## Original Question:

Model cars (of the Dinky Toy type) are on a scale of 1/43. 43 is a prime number. Who chose that scale? Why not 1/50 or 1/40? Is it related to the Imperial system of measures? How?

## Some partial answers:

Frode Tennebø sent me several links with extra info: it seems that the scale for model cars was taken from that of model railways so they would fit together. It's interesting and no doubt true, but it just moves the question one level further back in history: why 1/43 for model railways? To answer that, Frode sent these interesting links: O-scale and Model railway.

Yves Vanwetswinkel sent a link to a model railway site (in Dutch) where you can find a scale of 7mm to 1 foot. That's almost 1/43, but again it just displaces the question: who came up with using 7mm for one foot?

Dominik Buss found what is to me the most convincing history on a German model railway site where the story goes roughly as follows:

The original track width of 4'8.5" came from an old mining railway of 4'8", widened by 0.5" to manage going around bends (an interesting trick, explained elsewhere). The real track is then 56.5" wide.
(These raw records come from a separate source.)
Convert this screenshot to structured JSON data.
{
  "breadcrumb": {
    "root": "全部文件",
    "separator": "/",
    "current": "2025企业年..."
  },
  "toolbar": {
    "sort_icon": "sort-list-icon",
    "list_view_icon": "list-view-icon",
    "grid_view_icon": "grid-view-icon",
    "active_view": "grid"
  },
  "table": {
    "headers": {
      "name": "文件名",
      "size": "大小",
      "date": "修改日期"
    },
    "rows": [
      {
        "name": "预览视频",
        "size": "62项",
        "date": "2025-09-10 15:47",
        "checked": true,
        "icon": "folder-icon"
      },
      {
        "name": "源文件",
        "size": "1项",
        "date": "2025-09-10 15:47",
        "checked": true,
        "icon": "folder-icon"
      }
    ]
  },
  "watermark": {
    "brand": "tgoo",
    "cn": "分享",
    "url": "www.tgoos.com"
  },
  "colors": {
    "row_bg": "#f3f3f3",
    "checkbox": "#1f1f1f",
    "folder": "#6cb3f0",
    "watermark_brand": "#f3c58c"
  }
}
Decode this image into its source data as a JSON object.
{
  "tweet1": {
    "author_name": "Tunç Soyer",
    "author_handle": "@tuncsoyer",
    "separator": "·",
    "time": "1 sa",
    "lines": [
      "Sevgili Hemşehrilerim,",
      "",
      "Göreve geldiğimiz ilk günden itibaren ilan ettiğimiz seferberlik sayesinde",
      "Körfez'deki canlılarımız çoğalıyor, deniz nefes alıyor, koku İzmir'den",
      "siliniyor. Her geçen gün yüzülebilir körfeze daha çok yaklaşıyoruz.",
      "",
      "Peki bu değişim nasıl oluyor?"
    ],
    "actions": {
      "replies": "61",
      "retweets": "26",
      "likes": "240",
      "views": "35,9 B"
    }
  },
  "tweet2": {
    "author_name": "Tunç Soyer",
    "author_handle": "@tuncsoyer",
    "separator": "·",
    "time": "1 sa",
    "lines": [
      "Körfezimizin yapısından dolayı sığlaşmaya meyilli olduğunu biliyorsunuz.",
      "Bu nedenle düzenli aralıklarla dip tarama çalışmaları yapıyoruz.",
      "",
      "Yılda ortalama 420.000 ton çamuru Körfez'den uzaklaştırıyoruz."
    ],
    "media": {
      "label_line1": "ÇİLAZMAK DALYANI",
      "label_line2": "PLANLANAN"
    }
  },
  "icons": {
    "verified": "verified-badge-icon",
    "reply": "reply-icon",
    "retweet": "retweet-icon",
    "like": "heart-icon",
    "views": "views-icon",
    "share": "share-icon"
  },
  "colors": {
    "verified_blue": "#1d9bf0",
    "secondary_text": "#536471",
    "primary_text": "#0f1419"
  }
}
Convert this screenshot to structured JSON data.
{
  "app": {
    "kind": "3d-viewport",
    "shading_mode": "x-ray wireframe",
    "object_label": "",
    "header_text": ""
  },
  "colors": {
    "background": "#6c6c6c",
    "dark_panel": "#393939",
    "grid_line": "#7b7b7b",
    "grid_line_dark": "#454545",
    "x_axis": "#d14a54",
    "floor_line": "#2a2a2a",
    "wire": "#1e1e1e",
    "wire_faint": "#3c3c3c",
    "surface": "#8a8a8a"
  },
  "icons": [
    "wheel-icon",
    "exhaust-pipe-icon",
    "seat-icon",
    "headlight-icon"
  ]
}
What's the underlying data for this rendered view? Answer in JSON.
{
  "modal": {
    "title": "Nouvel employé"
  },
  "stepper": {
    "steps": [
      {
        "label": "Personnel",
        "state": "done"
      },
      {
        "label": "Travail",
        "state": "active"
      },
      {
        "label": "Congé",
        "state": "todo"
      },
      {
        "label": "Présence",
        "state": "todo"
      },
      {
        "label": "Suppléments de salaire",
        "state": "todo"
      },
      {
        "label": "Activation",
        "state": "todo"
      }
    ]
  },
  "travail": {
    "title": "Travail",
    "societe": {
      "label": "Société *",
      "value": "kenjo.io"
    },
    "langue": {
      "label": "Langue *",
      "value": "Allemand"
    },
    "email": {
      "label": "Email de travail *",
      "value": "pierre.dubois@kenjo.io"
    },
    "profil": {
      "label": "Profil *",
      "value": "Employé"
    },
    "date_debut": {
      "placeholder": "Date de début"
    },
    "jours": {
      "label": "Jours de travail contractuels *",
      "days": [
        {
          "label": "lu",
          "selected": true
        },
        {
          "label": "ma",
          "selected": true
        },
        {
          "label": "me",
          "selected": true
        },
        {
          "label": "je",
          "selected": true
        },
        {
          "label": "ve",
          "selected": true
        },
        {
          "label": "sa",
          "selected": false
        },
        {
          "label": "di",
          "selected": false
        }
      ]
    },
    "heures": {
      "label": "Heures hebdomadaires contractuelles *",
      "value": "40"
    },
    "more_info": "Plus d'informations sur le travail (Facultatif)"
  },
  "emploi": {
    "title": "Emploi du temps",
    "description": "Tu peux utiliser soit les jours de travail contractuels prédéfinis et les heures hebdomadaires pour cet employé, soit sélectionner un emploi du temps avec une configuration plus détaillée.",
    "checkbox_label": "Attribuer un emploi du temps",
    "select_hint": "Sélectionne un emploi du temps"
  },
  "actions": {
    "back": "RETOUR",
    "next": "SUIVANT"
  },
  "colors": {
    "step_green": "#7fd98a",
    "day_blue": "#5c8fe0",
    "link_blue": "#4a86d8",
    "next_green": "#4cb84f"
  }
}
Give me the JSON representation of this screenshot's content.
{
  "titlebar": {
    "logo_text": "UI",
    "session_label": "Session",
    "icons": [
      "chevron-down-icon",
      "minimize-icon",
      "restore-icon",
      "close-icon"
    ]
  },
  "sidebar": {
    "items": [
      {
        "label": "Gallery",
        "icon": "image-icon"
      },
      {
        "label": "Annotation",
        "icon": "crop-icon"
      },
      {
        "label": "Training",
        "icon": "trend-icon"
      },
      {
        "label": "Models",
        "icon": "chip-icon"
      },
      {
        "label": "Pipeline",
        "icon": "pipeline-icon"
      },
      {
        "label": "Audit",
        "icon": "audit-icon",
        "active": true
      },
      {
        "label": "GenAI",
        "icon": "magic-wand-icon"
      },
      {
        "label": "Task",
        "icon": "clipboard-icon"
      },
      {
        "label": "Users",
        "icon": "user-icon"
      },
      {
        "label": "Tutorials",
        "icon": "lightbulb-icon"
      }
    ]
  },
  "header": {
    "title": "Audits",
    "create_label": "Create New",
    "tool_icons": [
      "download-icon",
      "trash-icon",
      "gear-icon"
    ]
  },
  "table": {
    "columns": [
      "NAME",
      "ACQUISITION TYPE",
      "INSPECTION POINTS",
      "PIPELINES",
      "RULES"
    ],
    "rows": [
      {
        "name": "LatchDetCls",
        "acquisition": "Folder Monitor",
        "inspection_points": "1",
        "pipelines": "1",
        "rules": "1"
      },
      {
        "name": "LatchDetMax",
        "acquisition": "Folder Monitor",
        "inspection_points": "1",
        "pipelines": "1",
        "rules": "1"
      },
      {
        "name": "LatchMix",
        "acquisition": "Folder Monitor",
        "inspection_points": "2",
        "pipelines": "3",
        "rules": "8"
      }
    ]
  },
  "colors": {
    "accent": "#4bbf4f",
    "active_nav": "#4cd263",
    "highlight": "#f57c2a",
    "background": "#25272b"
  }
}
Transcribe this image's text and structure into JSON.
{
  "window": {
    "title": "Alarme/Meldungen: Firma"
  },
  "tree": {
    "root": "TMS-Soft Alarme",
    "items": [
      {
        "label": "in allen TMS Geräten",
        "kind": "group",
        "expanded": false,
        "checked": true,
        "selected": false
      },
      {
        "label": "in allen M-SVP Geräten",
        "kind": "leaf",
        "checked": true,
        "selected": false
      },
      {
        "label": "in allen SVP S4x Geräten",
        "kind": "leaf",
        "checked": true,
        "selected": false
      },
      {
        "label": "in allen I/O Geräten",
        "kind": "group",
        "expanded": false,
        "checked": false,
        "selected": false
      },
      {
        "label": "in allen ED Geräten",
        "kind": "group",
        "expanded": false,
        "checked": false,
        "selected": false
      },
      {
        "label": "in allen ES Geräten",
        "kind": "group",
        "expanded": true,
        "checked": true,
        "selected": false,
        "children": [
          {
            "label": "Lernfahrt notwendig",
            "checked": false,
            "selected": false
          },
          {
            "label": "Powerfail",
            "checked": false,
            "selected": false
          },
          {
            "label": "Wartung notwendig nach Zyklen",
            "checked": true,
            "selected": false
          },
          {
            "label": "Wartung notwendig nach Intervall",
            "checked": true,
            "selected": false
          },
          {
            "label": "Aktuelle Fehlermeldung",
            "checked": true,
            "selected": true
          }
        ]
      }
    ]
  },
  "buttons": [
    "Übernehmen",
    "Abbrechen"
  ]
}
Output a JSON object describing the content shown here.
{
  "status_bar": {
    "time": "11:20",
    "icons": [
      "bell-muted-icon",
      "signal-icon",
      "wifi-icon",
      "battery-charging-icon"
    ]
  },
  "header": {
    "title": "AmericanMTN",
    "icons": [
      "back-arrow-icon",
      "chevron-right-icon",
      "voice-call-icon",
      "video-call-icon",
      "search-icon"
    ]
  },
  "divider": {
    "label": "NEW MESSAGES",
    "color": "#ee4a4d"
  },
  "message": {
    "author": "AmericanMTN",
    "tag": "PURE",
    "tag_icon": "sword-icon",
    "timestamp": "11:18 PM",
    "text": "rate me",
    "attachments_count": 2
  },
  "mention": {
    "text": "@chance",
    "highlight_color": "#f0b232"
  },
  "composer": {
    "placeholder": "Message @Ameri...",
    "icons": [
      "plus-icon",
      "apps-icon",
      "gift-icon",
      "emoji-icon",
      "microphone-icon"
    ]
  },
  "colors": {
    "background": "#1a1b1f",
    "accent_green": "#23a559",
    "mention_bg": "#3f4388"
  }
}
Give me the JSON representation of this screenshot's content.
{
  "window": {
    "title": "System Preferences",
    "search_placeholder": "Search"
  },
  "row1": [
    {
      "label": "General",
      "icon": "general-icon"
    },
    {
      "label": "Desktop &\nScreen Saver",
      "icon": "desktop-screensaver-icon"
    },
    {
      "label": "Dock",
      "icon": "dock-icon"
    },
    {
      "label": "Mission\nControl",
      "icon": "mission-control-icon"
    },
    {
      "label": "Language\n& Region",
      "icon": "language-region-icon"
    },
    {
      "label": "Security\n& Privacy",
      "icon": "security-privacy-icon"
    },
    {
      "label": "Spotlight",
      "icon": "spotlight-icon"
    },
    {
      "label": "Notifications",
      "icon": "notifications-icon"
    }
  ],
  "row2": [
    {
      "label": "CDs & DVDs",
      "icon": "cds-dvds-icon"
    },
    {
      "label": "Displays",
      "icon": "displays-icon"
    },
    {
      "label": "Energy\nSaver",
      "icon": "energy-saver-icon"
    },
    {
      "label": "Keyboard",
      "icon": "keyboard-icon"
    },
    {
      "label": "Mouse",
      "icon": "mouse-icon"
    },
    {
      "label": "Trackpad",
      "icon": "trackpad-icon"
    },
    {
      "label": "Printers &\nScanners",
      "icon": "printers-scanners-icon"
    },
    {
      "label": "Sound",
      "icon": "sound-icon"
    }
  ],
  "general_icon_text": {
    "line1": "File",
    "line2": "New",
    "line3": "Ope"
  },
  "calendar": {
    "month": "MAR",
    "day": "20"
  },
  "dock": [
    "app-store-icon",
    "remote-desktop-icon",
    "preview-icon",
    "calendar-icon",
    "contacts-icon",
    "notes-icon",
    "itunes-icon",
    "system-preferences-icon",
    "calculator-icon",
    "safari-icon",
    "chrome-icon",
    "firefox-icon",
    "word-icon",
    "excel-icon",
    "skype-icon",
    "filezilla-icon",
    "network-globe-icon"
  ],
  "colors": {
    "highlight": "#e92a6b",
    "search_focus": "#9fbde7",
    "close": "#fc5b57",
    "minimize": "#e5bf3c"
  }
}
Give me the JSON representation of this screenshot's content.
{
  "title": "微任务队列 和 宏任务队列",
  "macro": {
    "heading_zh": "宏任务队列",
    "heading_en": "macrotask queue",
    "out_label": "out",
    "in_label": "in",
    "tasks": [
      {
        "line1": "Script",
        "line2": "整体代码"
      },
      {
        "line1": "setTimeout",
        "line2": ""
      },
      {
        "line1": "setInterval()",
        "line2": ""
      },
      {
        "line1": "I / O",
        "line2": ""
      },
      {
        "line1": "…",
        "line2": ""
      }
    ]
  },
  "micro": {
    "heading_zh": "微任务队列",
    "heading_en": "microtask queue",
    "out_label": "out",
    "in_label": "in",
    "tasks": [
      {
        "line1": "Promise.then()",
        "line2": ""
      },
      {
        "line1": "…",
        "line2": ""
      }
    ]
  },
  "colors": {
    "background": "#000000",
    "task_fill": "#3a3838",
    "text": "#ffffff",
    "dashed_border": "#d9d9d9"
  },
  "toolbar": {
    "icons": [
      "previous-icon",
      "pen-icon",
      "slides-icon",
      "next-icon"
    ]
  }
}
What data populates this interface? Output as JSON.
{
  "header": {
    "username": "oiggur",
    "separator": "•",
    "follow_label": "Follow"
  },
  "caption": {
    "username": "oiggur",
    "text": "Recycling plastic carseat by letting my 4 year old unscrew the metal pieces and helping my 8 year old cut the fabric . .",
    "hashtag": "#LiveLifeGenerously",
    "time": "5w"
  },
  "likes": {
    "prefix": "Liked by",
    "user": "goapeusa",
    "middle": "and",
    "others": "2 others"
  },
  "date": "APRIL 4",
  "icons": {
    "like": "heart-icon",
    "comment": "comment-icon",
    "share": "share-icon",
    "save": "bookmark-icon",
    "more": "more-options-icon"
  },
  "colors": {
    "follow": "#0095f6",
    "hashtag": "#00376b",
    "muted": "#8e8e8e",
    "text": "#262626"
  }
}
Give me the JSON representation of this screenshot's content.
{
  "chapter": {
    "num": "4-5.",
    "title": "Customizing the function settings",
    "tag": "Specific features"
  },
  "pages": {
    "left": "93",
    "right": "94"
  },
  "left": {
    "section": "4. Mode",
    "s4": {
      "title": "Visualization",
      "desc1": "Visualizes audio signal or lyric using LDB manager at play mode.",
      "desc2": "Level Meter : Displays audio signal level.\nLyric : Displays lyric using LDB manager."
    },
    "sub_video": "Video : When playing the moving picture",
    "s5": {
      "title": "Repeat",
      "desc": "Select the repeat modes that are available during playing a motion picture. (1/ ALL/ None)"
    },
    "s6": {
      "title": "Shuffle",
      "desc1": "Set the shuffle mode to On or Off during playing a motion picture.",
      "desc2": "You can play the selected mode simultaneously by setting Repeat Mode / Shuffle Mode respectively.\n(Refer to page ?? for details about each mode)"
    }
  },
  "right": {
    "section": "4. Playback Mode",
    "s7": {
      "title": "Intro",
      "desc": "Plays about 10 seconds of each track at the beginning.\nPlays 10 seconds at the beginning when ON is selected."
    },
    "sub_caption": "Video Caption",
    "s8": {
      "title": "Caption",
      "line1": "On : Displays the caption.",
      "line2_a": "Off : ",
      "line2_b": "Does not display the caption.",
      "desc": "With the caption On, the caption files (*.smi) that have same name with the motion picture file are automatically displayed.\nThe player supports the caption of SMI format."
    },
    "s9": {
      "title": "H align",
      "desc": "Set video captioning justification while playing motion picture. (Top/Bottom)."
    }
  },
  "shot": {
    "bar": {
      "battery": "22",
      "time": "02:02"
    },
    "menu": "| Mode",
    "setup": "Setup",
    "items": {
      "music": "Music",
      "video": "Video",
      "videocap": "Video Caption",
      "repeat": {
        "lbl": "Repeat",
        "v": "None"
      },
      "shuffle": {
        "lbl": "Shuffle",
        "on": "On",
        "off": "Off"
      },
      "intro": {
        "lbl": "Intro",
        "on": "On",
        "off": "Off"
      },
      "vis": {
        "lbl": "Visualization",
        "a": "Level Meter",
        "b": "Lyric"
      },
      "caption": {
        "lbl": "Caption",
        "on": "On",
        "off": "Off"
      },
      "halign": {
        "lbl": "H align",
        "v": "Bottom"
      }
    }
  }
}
Making a model railway and choosing a model track width of 5" gave a scale of 5/56.5 = 1/11.3. With better machinery the models could be made smaller and smaller, choosing a model track of 2", then 1.75" and finally 1.25" would give a scale of 1/45.2

Note that apparently it was considered important that the model track width was a simple number, not the scale! The strange part of the explanation is that 1/45.2 was too difficult and choosing 7mm for a foot was considered the best way of calculating the reductions.

But I still find that amazing! Quite clearly reducing measures requires calculation and that happens in decimal. By the time high-precision tools became widely available, the inch had been divided into decimal parts (1/1000th or "mil") to allow for easier calculations. So I still don't understand why 7mm or, more important, why the track width was considered more important than the scale.

The first models were at scale 1/6 or 1/8. Those would be easy scales in the Imperial system of measures. 1/12 also, 1 inch to the foot. But 7mm? Or 1 inch to the track?

Once a manufacturer has success with a product, the scale becomes fixed because of compatibility, and from that point on all other manufacturers are almost obliged to follow. That explains why we are stuck with 1/43 and HO, but not how it came into being.

Maybe it was just some bad choice someone made?